**What the task requires:**
Each record below should be repeated precisely as written.

Segment Start: Records for the exercise

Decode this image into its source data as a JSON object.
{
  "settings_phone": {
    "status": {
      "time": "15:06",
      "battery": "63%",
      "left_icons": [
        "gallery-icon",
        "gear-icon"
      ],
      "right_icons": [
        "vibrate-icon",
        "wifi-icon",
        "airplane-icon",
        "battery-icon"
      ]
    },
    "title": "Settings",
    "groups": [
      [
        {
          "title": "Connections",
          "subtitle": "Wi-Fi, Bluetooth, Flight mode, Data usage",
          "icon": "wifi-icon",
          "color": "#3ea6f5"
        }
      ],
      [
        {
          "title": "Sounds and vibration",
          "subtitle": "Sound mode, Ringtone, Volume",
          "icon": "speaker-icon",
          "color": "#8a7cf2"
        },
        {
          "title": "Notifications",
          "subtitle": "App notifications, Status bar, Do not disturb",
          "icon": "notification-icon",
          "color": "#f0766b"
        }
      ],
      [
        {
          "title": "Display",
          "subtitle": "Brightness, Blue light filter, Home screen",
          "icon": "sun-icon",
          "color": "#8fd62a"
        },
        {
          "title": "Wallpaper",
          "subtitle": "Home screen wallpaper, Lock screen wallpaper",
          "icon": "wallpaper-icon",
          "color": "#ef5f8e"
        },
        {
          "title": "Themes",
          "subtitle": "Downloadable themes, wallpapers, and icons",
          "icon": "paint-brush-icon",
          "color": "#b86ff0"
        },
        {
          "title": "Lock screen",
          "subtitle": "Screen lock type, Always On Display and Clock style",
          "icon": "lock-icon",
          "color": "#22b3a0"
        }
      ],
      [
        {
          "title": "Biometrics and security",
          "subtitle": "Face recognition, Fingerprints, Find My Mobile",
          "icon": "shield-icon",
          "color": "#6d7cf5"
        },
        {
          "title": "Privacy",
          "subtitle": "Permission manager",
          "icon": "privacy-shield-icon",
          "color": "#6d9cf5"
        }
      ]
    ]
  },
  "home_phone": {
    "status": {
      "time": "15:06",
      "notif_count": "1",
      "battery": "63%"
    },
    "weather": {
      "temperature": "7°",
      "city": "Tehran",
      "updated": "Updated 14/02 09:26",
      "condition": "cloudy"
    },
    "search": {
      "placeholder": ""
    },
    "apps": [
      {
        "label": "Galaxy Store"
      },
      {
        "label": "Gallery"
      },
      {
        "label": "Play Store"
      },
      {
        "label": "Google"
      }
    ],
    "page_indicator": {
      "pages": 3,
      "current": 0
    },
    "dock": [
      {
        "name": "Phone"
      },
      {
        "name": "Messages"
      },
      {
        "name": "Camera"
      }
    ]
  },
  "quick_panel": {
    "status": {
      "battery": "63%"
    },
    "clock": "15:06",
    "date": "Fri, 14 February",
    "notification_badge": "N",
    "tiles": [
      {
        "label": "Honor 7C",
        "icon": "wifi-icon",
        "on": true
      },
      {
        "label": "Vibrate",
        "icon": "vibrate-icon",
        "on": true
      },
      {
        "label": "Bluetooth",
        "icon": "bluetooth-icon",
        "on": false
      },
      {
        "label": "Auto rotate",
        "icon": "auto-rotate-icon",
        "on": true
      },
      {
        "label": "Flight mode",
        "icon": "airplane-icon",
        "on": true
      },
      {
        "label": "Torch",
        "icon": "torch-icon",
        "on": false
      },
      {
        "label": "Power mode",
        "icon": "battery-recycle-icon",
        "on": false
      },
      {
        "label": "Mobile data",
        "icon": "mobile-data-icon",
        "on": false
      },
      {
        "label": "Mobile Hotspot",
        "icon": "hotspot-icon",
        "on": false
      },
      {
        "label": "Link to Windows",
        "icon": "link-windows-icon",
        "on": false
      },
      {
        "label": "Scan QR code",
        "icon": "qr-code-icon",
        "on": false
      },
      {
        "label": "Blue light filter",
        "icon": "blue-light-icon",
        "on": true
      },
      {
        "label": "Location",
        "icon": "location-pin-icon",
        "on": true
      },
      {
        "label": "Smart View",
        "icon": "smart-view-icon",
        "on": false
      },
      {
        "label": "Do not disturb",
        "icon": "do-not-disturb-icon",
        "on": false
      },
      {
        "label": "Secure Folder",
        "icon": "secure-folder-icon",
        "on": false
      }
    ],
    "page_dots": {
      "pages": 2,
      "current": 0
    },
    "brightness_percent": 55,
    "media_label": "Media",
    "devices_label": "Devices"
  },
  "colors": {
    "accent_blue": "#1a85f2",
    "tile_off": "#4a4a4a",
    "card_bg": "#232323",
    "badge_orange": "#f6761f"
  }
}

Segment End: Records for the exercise

**Exercise answer:**
Decode this image into its source data as a JSON object.
{
  "settings_phone": {
    "status": {
      "time": "15:06",
      "battery": "63%",
      "left_icons": [
        "gallery-icon",
        "gear-icon"
      ],
      "right_icons": [
        "vibrate-icon",
        "wifi-icon",
        "airplane-icon",
        "battery-icon"
      ]
    },
    "title": "Settings",
    "groups": [
      [
        {
          "title": "Connections",
          "subtitle": "Wi-Fi, Bluetooth, Flight mode, Data usage",
          "icon": "wifi-icon",
          "color": "#3ea6f5"
        }
      ],
      [
        {
          "title": "Sounds and vibration",
          "subtitle": "Sound mode, Ringtone, Volume",
          "icon": "speaker-icon",
          "color": "#8a7cf2"
        },
        {
          "title": "Notifications",
          "subtitle": "App notifications, Status bar, Do not disturb",
          "icon": "notification-icon",
          "color": "#f0766b"
        }
      ],
      [
        {
          "title": "Display",
          "subtitle": "Brightness, Blue light filter, Home screen",
          "icon": "sun-icon",
          "color": "#8fd62a"
        },
        {
          "title": "Wallpaper",
          "subtitle": "Home screen wallpaper, Lock screen wallpaper",
          "icon": "wallpaper-icon",
          "color": "#ef5f8e"
        },
        {
          "title": "Themes",
          "subtitle": "Downloadable themes, wallpapers, and icons",
          "icon": "paint-brush-icon",
          "color": "#b86ff0"
        },
        {
          "title": "Lock screen",
          "subtitle": "Screen lock type, Always On Display and Clock style",
          "icon": "lock-icon",
          "color": "#22b3a0"
        }
      ],
      [
        {
          "title": "Biometrics and security",
          "subtitle": "Face recognition, Fingerprints, Find My Mobile",
          "icon": "shield-icon",
          "color": "#6d7cf5"
        },
        {
          "title": "Privacy",
          "subtitle": "Permission manager",
          "icon": "privacy-shield-icon",
          "color": "#6d9cf5"
        }
      ]
    ]
  },
  "home_phone": {
    "status": {
      "time": "15:06",
      "notif_count": "1",
      "battery": "63%"
    },
    "weather": {
      "temperature": "7°",
      "city": "Tehran",
      "updated": "Updated 14/02 09:26",
      "condition": "cloudy"
    },
    "search": {
      "placeholder": ""
    },
    "apps": [
      {
        "label": "Galaxy Store"
      },
      {
        "label": "Gallery"
      },
      {
        "label": "Play Store"
      },
      {
        "label": "Google"
      }
    ],
    "page_indicator": {
      "pages": 3,
      "current": 0
    },
    "dock": [
      {
        "name": "Phone"
      },
      {
        "name": "Messages"
      },
      {
        "name": "Camera"
      }
    ]
  },
  "quick_panel": {
    "status": {
      "battery": "63%"
    },
    "clock": "15:06",
    "date": "Fri, 14 February",
    "notification_badge": "N",
    "tiles": [
      {
        "label": "Honor 7C",
        "icon": "wifi-icon",
        "on": true
      },
      {
        "label": "Vibrate",
        "icon": "vibrate-icon",
        "on": true
      },
      {
        "label": "Bluetooth",
        "icon": "bluetooth-icon",
        "on": false
      },
      {
        "label": "Auto rotate",
        "icon": "auto-rotate-icon",
        "on": true
      },
      {
        "label": "Flight mode",
        "icon": "airplane-icon",
        "on": true
      },
      {
        "label": "Torch",
        "icon": "torch-icon",
        "on": false
      },
      {
        "label": "Power mode",
        "icon": "battery-recycle-icon",
        "on": false
      },
      {
        "label": "Mobile data",
        "icon": "mobile-data-icon",
        "on": false
      },
      {
        "label": "Mobile Hotspot",
        "icon": "hotspot-icon",
        "on": false
      },
      {
        "label": "Link to Windows",
        "icon": "link-windows-icon",
        "on": false
      },
      {
        "label": "Scan QR code",
        "icon": "qr-code-icon",
        "on": false
      },
      {
        "label": "Blue light filter",
        "icon": "blue-light-icon",
        "on": true
      },
      {
        "label": "Location",
        "icon": "location-pin-icon",
        "on": true
      },
      {
        "label": "Smart View",
        "icon": "smart-view-icon",
        "on": false
      },
      {
        "label": "Do not disturb",
        "icon": "do-not-disturb-icon",
        "on": false
      },
      {
        "label": "Secure Folder",
        "icon": "secure-folder-icon",
        "on": false
      }
    ],
    "page_dots": {
      "pages": 2,
      "current": 0
    },
    "brightness_percent": 55,
    "media_label": "Media",
    "devices_label": "Devices"
  },
  "colors": {
    "accent_blue": "#1a85f2",
    "tile_off": "#4a4a4a",
    "card_bg": "#232323",
    "badge_orange": "#f6761f"
  }
}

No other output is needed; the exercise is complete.